Some customers, such as drugmaker Bristol-Myers Squibb, stopped advertising with the company. Others are taking a wait-and-see approach, pending third-party audits of previous campaigns. The company won’t say how much business it has lost but says it also added new customers this year. “We’ve had customers renew and grow their spending,” Agarwal says.
There’s no way to know for sure who is spending and who isn’t, or how much of a hit Outcome’s revenue has taken. After cutting more than one-third of the staff, many outsiders assume the worst.
LEADING THE TROOPS
The other big challenge for Outcome is internal. Employees are rattled after a round of layoffs and buyouts that have claimed more than one-third of its workforce, as well as the departure of several high-profile executives, including former COO Vivek Kundra last summer and Chief Marketing Officer Katherine Calvert more recently. As it was preparing to raise money last year, Outcome recruited an impressive team from the top tier of tech, including Facebook, Salesforce and LinkedIn. Recruiting at this level is a sales job, and it’s a lot harder now for Outcome.
“They’ve retained talent and lost talent,” says Rona Borre, CEO of Instant Alliance, a Chicago-based recruiting firm that did an executive search for Outcome. “I think they’ve got some life left in them. It’s a nice little niche.”

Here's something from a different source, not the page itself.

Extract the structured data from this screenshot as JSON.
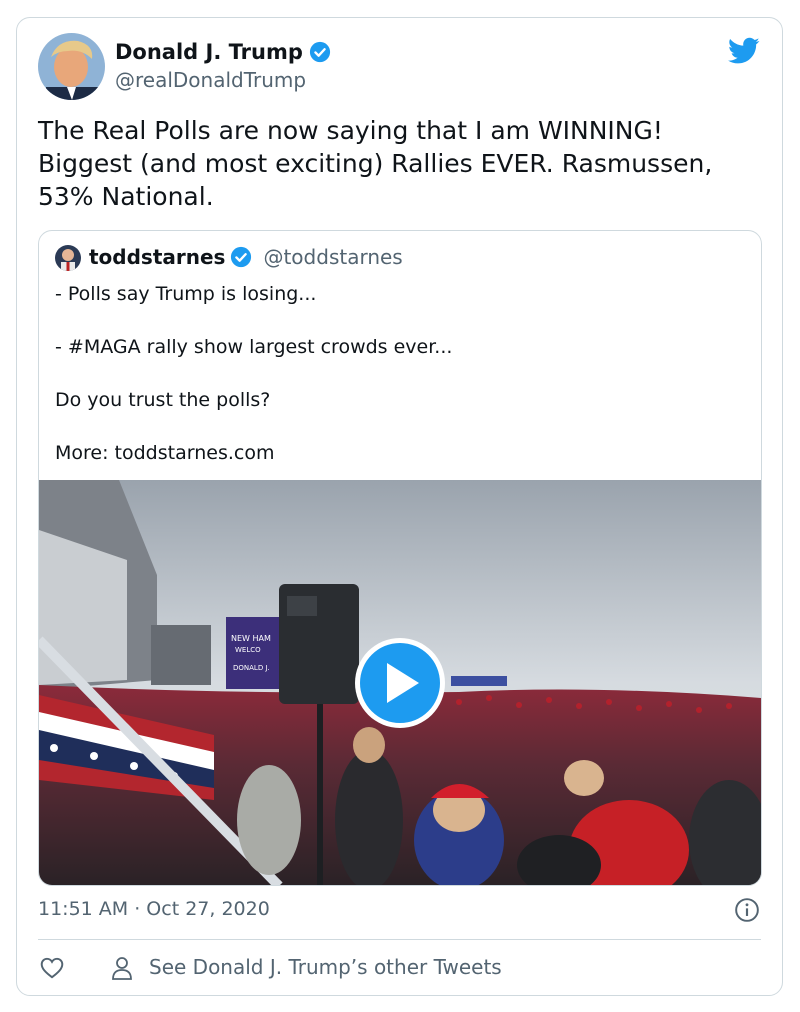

The new CEO will have to be a cheerleader while also changing the culture, a delicate two-step. The company already has been scrambling to put in place new procedures and technology to prevent a repeat of the problems that have gotten it into trouble. That’s the easy part.
“Changing a culture is incredibly difficult,” says Nicholas Pearce, a professor at Northwestern University’s Kellogg School of Management who teaches leadership and organizations and also works as a consultant. “You can’t burn it all down, because it alienates people who are there. As a new CEO, you have to endear yourself enough to have the credibility to lead.”
That’s doubly hard at Outcome, whose founder was intensely focused on creating a culture that reflected his personality. The new CEO will have to take the good with the bad and figure out which is which. The company’s survival depends on it.
From: Crain’s Chicago Business